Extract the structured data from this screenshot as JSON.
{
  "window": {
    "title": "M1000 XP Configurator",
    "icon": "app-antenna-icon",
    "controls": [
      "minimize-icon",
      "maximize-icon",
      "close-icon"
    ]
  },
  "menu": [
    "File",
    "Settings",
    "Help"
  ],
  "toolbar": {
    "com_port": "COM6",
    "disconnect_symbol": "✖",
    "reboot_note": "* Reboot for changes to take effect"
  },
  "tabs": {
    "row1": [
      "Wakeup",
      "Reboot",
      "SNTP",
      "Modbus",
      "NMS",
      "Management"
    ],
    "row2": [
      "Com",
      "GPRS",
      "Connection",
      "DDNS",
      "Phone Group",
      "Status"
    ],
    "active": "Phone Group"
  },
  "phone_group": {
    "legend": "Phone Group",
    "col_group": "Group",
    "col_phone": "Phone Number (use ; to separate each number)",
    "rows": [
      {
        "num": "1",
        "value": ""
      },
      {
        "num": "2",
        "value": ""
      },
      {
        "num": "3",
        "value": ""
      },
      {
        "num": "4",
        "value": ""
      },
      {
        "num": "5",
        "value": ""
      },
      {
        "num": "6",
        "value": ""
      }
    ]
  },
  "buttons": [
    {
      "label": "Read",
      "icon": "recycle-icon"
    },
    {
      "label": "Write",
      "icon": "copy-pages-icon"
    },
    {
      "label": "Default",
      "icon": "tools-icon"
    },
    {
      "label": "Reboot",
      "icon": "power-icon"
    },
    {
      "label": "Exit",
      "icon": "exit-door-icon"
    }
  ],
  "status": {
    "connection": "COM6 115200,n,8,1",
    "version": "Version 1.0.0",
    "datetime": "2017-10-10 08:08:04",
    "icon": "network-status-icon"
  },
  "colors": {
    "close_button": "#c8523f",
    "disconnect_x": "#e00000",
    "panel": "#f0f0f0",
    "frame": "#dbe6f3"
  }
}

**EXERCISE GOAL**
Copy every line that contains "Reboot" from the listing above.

**RESULT OF THE EXERCISE**
    "reboot_note": "* Reboot for changes to take effect"
      "Reboot",
      "label": "Reboot",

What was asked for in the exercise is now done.